THE PARTY, 1968, MGM Repertory, 99 min. Dir. Blake Edwards. For most of its length, THE PARTY is a wonderfully restrained homage to Jacques Tati, with Peter Sellers in perfect pitch as an awestruck Indian actor who disrupts a chic Hollywood gathering with the help of French songbird Claudine Longet and an elephant. The final 15 minutes prove that any great joke deserves a totally outrageous punchline. Look for Steve Franken as an inebriated waiter and Denny Miller as a hilarious rhinestone cowboy. Cinematography by the great Lucien Ballard (THE WILD BUNCH). Film critic Kevin Thomas will introduce the screening.
- Thursday, July 17 – 7:30 PM
DAYS OF WINE AND ROSES, 1962, Warner Bros. 117 min. Dir. Blake Edwards. This tragic love story might come as a surprise to fans of director Edwards’ PINK PANTHER series and other comic masterpieces, but in its own way it may be one of his best films. Jack Lemmon and Lee Remick play a superficially perfect couple whose lives are shattered by alcoholism, and Edwards’ typical affection for his characters allows him to bring out both the romantic and the heartbreaking elements of their tragic story.
EXPERIMENT IN TERROR, 1962, Sony Repertory, 123 min. Lee Remick is a bank teller whose teenage sister (Stephanie Powers) is kidnapped by Ross Martin, a creepy, sociopathic crook brewing an extortion plot. Glenn Ford is the no-nonsense FBI agent who steps in to help. Director Blake Edwards’ skill at creating nail-biting suspense presaged his later seemingly contradictory focus on effervescent comedy.
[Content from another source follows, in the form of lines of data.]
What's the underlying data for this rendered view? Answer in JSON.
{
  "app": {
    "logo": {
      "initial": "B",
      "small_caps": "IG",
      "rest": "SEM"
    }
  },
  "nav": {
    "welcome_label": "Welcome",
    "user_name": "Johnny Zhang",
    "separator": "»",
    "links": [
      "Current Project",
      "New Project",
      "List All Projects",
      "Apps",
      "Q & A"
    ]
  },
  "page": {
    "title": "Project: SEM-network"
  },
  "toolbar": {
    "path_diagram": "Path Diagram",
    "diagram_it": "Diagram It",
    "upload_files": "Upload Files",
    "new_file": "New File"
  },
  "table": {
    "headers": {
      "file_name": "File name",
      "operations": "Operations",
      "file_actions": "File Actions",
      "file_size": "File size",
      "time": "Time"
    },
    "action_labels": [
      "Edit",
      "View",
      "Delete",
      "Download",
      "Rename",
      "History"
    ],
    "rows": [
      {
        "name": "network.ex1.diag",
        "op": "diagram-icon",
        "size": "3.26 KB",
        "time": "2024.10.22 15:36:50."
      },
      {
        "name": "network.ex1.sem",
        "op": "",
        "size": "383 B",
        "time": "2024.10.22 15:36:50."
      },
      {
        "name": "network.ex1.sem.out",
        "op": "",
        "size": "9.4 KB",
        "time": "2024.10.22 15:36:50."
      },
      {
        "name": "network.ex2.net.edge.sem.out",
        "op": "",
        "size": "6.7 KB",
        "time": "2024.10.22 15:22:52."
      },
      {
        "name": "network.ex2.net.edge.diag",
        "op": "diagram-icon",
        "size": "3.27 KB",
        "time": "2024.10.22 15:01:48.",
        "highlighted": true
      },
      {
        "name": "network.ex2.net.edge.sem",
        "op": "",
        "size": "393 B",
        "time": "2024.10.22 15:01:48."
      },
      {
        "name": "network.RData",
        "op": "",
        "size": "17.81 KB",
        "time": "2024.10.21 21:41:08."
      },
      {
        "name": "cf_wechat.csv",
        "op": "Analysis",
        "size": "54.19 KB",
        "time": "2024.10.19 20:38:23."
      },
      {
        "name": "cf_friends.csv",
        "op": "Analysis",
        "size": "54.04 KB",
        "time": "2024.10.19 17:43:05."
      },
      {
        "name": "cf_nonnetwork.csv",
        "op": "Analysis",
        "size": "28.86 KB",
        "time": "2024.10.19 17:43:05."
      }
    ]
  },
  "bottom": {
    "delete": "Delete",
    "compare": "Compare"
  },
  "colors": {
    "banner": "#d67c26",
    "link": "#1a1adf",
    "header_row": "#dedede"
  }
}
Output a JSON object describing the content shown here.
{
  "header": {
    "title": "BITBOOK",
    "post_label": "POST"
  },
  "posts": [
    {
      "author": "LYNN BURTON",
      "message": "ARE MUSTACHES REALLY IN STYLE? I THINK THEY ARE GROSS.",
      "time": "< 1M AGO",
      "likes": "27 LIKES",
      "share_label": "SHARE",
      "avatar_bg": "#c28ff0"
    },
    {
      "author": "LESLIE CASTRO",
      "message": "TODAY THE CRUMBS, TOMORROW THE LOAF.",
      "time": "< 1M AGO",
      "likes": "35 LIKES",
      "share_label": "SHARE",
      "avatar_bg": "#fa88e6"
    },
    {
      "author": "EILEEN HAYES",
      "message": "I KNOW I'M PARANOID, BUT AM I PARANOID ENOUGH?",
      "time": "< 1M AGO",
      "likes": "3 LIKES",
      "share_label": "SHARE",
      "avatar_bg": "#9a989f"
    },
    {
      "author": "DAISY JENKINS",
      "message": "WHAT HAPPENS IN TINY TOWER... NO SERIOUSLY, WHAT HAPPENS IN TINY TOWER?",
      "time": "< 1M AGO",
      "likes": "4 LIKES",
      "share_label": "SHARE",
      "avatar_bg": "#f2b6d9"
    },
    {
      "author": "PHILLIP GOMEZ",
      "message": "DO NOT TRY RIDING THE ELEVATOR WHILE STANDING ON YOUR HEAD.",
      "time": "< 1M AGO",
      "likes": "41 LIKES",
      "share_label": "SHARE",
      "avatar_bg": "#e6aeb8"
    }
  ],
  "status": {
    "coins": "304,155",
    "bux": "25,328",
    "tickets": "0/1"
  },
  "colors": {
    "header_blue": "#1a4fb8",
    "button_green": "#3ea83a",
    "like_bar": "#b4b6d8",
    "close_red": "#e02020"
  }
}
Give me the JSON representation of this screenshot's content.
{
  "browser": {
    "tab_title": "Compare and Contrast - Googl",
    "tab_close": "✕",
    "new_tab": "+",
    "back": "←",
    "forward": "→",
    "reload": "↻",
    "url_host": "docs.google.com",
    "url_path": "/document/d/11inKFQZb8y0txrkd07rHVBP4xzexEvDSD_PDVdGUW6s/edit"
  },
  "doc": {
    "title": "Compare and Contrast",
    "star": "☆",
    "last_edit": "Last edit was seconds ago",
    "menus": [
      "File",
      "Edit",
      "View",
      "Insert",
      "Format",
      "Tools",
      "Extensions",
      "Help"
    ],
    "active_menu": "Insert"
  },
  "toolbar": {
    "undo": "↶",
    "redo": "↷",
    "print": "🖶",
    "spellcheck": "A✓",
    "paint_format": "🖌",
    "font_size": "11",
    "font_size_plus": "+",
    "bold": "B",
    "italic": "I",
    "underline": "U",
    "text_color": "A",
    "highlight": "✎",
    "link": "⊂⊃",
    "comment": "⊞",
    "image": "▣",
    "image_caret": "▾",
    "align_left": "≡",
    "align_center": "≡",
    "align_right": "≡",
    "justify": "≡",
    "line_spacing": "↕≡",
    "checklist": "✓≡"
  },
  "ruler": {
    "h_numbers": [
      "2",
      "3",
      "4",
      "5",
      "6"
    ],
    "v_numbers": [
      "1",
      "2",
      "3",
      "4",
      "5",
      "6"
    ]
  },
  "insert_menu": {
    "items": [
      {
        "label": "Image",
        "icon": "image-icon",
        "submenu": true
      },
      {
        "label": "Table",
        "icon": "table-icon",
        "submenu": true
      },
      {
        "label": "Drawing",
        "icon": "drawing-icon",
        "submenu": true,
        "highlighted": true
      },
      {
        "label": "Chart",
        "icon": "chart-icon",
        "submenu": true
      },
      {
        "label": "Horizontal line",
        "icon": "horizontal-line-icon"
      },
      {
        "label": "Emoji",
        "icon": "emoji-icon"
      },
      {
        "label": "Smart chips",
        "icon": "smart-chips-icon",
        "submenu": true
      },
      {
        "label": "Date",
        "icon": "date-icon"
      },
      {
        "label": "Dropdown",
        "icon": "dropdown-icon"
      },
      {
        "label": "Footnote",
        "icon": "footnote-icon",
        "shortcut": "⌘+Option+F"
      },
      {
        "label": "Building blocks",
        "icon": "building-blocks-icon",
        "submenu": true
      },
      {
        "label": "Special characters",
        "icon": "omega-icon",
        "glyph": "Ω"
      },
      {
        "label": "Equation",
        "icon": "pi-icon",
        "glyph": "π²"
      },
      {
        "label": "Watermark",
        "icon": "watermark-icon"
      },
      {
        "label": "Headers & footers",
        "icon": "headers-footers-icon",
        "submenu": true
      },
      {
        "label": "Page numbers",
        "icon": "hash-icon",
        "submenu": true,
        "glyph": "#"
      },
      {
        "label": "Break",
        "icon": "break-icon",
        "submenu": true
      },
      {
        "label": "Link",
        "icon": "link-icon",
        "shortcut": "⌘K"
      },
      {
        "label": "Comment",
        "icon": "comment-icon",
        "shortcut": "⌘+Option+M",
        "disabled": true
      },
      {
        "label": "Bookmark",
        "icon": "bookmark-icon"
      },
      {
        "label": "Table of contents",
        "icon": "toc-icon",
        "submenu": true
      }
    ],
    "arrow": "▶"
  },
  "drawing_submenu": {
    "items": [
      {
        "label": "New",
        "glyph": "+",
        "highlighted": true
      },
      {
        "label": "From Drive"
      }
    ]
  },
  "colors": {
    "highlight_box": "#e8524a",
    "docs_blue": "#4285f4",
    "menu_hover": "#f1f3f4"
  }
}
Frequent Edwards collaborator Henry Mancini graces us with his most memorable (and sinister) score.
- Saturday, July 26 – 3:00 PM
Family Matinee Festival: Happy Birthday, Mr. Edwards!
THE GREAT RACE, 1965, Warner Bros. 152 min. Dir. Blake Edwards. White-suited Tony Curtis foils the schemes of villainous Professor Fate (Jack Lemmon), while wooing reporter Natalie Wood on a New York-to-Paris road race (the very concept indicates the film's zaniness!) in 1908. Edwards' love letter to the films of Chaplin, Keaton and Laurel & Hardy is a nonstop comic chase with humor that's easily accessible to adults and children alike. Join us at 2 PM at Every Picture Tells A Story for a free story hour and refreshments.
1328 Montana Ave.
Santa Monica, CA